**The problem:** For every line in the data below, check for the word "started", then state how many lines have it. Answer with the number only.

Excerpts from an interface dataset:
--- START ---

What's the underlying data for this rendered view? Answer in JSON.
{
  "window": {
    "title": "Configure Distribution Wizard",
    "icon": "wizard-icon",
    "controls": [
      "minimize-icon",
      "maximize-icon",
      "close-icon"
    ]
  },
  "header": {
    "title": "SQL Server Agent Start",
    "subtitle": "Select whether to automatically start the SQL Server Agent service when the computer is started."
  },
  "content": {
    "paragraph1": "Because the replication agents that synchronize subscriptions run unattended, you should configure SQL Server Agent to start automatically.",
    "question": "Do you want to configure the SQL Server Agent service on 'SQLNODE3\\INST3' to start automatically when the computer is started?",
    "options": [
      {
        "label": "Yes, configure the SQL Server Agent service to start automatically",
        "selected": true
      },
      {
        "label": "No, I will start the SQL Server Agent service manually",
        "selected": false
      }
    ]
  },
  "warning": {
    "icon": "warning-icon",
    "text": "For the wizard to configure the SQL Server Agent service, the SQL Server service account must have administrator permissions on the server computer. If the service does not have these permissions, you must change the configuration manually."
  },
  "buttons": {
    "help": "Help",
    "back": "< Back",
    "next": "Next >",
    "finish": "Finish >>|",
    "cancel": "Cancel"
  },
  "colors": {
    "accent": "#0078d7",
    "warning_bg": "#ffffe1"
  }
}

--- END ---

**Finished exercise:** 2